10 Quick Tips On How To Compose A Great Introduction For An Essay


As anyone having to write an essay will know, the introduction is the first piece of writing. It is important for a number of reasons. It is no more important than any of the other sections but because it is the first thing after the title that the reader will see, the impression the reader gains about the quality of the writing and the interest of the subject will come from the introduction. So getting your introduction right or as good as it can be goes without saying. Here are 10 tips to help you create a great introduction for your essay.

  1. Get the setting or background right.
  2. Have a short sentence encapsulating the topic sitting in front of you as you write.
  3. The thesis statement is the key to your introduction.
  4. Give a brief outline of the arguments which follow.
  5. Go back and rewrite your introduction after you finish your essay.
  6. Always practice the adage that ‘less is more’.
  7. Does your summary match your introduction?
  8. Keep editing your introduction until it is perfect.
  9. Does the introduction flow into the body of your work?
  10. Is the title reflected in your introduction?

It's vitally important that the reader immediately understands the background or the setting your essay. There needs to be no doubt as to where they are once they begin to read.

To keep yourself on track in writing your introduction, have a very short sentence or even the topic of your essay somewhere within eyesight. This is designed to keep you on topic.

You can spend as much time as you need on creating your thesis statement. This will appear in your introduction and be the starting point of your work. The introduction is a mini version of what is to follow. You have to become very good at precis writing. The reader needs to get a mini version of the entire essay in the introduction with an emphasis on the word mini. Do not overwrite.

Once you have completed your essay, it is a good idea to go back and rewrite your introduction if necessary. Remember the adage that over-writing is as bad as bad writing -- less is more.

It's important that your summary at the end of your essay reflects what you have written in your introduction.

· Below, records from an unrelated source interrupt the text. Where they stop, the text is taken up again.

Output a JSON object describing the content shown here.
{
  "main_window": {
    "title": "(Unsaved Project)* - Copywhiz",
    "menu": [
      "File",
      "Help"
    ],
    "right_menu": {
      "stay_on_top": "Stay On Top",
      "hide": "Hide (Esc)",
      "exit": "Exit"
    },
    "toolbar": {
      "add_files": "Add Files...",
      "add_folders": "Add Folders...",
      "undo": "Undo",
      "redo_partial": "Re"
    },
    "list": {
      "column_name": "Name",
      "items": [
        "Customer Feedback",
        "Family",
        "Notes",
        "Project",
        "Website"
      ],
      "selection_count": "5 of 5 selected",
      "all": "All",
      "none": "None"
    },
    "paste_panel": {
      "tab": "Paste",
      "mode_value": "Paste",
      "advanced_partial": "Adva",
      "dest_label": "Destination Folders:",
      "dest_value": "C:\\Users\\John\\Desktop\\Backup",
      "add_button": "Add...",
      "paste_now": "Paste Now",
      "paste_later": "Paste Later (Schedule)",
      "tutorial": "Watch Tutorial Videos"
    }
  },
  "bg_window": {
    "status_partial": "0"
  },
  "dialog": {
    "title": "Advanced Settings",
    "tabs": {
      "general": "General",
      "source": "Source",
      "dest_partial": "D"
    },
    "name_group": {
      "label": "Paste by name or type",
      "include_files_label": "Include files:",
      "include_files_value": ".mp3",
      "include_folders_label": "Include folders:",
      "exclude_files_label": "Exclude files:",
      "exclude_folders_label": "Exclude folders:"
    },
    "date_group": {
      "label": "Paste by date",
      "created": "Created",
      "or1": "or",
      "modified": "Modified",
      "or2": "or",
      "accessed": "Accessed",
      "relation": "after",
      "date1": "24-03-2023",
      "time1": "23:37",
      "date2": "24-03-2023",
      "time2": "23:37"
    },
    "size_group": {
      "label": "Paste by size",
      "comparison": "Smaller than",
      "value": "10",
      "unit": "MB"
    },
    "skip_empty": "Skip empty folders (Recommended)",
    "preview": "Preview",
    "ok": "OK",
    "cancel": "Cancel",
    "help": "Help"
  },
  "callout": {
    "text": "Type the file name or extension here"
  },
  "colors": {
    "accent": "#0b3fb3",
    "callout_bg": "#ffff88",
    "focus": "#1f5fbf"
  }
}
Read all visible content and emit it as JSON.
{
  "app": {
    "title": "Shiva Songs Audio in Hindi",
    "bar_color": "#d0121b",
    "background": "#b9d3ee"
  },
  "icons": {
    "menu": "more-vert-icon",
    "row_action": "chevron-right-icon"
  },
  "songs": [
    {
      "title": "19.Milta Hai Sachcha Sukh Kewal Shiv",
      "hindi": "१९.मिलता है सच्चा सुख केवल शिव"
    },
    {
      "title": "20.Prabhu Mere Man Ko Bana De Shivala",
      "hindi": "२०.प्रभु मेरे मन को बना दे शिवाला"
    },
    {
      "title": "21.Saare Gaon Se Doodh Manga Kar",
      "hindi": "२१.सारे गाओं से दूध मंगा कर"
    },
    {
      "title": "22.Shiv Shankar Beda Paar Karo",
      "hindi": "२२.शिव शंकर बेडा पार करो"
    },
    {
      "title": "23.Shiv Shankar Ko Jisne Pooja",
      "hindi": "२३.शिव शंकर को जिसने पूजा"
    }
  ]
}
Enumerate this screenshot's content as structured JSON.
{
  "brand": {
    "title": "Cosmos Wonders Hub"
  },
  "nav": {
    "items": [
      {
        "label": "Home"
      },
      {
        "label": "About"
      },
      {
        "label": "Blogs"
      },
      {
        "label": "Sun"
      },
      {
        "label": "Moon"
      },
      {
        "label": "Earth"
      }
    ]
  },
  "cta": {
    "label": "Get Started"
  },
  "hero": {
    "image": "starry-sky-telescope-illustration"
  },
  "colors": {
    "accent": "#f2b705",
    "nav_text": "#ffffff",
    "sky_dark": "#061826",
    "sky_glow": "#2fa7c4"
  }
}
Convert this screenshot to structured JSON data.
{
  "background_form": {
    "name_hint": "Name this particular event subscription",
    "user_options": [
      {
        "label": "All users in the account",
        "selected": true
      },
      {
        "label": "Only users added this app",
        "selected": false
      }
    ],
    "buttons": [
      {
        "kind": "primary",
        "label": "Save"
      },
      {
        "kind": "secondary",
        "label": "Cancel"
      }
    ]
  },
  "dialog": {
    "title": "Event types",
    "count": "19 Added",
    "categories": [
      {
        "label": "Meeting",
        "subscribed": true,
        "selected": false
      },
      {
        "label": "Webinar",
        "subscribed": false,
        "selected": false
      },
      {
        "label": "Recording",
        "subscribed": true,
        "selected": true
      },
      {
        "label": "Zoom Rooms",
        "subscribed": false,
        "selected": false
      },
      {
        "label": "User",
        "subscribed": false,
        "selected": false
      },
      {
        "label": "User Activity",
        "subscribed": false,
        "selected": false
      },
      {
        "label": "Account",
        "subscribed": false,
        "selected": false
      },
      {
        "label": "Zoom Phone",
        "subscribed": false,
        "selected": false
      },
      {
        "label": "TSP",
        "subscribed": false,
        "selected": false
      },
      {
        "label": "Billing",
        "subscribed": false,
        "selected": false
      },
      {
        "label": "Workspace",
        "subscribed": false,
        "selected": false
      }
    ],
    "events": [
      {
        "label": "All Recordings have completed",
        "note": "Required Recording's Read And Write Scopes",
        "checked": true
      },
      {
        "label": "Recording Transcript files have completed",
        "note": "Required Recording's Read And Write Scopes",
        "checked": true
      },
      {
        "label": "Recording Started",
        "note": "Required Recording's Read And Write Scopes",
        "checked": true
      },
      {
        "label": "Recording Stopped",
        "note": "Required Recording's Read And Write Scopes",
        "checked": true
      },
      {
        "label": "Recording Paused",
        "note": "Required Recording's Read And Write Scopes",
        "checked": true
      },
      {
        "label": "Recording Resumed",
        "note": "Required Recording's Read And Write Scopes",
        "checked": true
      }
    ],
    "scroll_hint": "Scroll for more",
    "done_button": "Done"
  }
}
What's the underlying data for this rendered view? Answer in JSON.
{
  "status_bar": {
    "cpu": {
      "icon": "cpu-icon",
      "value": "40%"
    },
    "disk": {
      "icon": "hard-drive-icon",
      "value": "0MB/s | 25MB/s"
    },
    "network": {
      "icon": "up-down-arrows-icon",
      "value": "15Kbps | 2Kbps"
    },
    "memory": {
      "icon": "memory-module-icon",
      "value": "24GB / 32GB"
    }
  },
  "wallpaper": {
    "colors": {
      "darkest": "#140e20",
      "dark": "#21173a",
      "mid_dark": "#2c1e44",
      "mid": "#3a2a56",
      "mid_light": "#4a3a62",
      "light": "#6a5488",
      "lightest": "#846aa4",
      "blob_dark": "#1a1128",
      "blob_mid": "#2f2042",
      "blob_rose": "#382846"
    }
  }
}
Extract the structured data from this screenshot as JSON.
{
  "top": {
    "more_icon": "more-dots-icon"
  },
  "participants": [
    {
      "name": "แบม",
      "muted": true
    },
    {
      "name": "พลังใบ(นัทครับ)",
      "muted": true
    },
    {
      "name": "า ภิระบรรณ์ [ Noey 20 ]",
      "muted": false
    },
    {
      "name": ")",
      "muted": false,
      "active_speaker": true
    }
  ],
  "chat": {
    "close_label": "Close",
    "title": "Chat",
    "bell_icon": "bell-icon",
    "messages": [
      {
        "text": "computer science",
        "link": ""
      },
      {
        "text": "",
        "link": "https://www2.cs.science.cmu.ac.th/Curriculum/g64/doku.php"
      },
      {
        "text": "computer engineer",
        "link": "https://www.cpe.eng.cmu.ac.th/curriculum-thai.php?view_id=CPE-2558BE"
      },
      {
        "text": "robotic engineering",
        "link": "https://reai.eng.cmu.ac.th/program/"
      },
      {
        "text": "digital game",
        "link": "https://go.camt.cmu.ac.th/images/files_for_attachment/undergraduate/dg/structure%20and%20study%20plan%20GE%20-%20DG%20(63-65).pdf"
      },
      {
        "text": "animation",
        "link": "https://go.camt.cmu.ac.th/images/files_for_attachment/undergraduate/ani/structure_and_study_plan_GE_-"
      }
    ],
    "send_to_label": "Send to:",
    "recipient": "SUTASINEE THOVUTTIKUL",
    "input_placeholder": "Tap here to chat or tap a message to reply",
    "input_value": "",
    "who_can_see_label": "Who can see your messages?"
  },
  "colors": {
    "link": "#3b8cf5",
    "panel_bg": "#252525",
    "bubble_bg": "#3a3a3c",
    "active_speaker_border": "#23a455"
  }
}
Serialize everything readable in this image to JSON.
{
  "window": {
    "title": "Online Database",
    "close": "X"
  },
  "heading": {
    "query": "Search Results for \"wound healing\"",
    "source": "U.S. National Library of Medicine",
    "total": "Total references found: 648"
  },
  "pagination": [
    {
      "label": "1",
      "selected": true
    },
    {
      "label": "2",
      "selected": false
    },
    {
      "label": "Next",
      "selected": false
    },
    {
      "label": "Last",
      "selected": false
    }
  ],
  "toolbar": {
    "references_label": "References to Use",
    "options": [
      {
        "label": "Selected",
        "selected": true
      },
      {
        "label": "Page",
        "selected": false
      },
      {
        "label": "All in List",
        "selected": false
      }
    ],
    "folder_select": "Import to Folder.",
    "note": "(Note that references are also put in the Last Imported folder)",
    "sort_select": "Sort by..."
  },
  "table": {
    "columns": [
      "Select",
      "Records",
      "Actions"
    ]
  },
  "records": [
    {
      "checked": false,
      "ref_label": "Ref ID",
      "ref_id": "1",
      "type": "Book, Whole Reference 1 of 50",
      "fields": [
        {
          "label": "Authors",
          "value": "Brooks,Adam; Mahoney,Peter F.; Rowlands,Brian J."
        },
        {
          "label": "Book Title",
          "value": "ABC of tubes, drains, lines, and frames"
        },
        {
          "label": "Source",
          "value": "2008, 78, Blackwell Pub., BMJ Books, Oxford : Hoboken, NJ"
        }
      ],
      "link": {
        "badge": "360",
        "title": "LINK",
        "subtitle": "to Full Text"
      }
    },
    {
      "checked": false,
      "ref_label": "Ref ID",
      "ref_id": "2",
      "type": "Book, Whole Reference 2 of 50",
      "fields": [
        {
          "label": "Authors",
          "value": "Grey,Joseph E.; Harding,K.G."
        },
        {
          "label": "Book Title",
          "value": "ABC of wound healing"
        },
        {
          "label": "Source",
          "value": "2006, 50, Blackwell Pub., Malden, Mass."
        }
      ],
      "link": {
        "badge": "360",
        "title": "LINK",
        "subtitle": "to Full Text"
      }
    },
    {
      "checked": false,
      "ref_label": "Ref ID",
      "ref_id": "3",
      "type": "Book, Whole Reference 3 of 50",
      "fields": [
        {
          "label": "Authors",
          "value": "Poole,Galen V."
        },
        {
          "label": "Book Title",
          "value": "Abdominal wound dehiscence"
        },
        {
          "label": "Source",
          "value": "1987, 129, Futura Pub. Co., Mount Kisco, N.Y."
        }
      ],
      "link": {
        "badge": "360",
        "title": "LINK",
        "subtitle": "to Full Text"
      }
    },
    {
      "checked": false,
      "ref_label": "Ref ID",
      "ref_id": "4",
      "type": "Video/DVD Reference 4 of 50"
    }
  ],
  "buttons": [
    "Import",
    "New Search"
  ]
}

The summary is easy to write in that it is simply a regurgitation of what has gone before. The key, of course, is to ensure that the introduction led into what was said in the summary.